What is required —
For each line below, print it again exactly as shown.

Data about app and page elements
========
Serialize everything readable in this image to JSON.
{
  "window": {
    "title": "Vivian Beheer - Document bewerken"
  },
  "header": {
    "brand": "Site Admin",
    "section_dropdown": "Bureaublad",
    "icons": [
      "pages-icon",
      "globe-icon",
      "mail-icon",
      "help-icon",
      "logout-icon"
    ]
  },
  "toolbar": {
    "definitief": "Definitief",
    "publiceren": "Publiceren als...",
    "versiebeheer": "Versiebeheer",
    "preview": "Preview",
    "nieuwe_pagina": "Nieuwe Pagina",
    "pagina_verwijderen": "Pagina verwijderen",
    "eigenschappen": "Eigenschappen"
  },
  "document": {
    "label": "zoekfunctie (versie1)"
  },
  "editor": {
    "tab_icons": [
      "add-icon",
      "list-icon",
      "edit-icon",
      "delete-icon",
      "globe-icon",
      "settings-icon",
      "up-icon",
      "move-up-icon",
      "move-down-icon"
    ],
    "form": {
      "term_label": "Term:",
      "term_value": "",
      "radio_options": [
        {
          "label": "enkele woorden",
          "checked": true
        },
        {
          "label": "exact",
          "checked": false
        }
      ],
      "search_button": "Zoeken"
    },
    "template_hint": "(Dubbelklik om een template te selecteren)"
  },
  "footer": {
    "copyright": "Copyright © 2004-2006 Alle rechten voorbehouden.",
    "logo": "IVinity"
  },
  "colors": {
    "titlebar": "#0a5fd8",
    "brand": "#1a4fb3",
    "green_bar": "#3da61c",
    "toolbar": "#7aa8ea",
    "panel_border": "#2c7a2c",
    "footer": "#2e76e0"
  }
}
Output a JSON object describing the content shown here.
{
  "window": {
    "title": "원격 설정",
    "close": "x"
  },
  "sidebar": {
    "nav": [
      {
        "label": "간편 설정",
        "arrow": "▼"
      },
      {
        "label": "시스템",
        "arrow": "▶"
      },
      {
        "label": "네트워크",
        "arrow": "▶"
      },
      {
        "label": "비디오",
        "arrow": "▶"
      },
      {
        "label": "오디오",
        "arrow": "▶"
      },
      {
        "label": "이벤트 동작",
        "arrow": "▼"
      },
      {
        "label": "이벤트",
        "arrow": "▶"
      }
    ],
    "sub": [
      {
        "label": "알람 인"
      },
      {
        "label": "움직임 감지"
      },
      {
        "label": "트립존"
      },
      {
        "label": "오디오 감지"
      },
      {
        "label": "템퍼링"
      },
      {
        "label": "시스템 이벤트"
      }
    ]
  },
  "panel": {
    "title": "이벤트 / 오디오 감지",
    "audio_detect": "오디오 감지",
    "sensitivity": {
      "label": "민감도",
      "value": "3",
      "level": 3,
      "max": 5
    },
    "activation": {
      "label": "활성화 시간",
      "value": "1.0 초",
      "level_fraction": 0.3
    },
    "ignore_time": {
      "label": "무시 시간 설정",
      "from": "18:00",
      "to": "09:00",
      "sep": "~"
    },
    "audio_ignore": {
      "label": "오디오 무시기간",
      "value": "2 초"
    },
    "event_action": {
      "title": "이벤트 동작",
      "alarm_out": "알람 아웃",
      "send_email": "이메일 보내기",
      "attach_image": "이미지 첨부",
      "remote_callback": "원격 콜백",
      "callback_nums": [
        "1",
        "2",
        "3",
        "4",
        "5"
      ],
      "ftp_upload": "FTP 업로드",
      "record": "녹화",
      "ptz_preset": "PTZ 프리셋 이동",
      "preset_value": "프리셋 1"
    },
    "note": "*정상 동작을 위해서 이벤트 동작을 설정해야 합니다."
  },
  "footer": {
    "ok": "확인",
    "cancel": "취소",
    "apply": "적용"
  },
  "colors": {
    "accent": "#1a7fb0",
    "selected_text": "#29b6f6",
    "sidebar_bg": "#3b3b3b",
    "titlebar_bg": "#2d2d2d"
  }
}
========
Final answer —
Serialize everything readable in this image to JSON.
{
  "window": {
    "title": "Vivian Beheer - Document bewerken"
  },
  "header": {
    "brand": "Site Admin",
    "section_dropdown": "Bureaublad",
    "icons": [
      "pages-icon",
      "globe-icon",
      "mail-icon",
      "help-icon",
      "logout-icon"
    ]
  },
  "toolbar": {
    "definitief": "Definitief",
    "publiceren": "Publiceren als...",
    "versiebeheer": "Versiebeheer",
    "preview": "Preview",
    "nieuwe_pagina": "Nieuwe Pagina",
    "pagina_verwijderen": "Pagina verwijderen",
    "eigenschappen": "Eigenschappen"
  },
  "document": {
    "label": "zoekfunctie (versie1)"
  },
  "editor": {
    "tab_icons": [
      "add-icon",
      "list-icon",
      "edit-icon",
      "delete-icon",
      "globe-icon",
      "settings-icon",
      "up-icon",
      "move-up-icon",
      "move-down-icon"
    ],
    "form": {
      "term_label": "Term:",
      "term_value": "",
      "radio_options": [
        {
          "label": "enkele woorden",
          "checked": true
        },
        {
          "label": "exact",
          "checked": false
        }
      ],
      "search_button": "Zoeken"
    },
    "template_hint": "(Dubbelklik om een template te selecteren)"
  },
  "footer": {
    "copyright": "Copyright © 2004-2006 Alle rechten voorbehouden.",
    "logo": "IVinity"
  },
  "colors": {
    "titlebar": "#0a5fd8",
    "brand": "#1a4fb3",
    "green_bar": "#3da61c",
    "toolbar": "#7aa8ea",
    "panel_border": "#2c7a2c",
    "footer": "#2e76e0"
  }
}
Output a JSON object describing the content shown here.
{
  "window": {
    "title": "원격 설정",
    "close": "x"
  },
  "sidebar": {
    "nav": [
      {
        "label": "간편 설정",
        "arrow": "▼"
      },
      {
        "label": "시스템",
        "arrow": "▶"
      },
      {
        "label": "네트워크",
        "arrow": "▶"
      },
      {
        "label": "비디오",
        "arrow": "▶"
      },
      {
        "label": "오디오",
        "arrow": "▶"
      },
      {
        "label": "이벤트 동작",
        "arrow": "▼"
      },
      {
        "label": "이벤트",
        "arrow": "▶"
      }
    ],
    "sub": [
      {
        "label": "알람 인"
      },
      {
        "label": "움직임 감지"
      },
      {
        "label": "트립존"
      },
      {
        "label": "오디오 감지"
      },
      {
        "label": "템퍼링"
      },
      {
        "label": "시스템 이벤트"
      }
    ]
  },
  "panel": {
    "title": "이벤트 / 오디오 감지",
    "audio_detect": "오디오 감지",
    "sensitivity": {
      "label": "민감도",
      "value": "3",
      "level": 3,
      "max": 5
    },
    "activation": {
      "label": "활성화 시간",
      "value": "1.0 초",
      "level_fraction": 0.3
    },
    "ignore_time": {
      "label": "무시 시간 설정",
      "from": "18:00",
      "to": "09:00",
      "sep": "~"
    },
    "audio_ignore": {
      "label": "오디오 무시기간",
      "value": "2 초"
    },
    "event_action": {
      "title": "이벤트 동작",
      "alarm_out": "알람 아웃",
      "send_email": "이메일 보내기",
      "attach_image": "이미지 첨부",
      "remote_callback": "원격 콜백",
      "callback_nums": [
        "1",
        "2",
        "3",
        "4",
        "5"
      ],
      "ftp_upload": "FTP 업로드",
      "record": "녹화",
      "ptz_preset": "PTZ 프리셋 이동",
      "preset_value": "프리셋 1"
    },
    "note": "*정상 동작을 위해서 이벤트 동작을 설정해야 합니다."
  },
  "footer": {
    "ok": "확인",
    "cancel": "취소",
    "apply": "적용"
  },
  "colors": {
    "accent": "#1a7fb0",
    "selected_text": "#29b6f6",
    "sidebar_bg": "#3b3b3b",
    "titlebar_bg": "#2d2d2d"
  }
}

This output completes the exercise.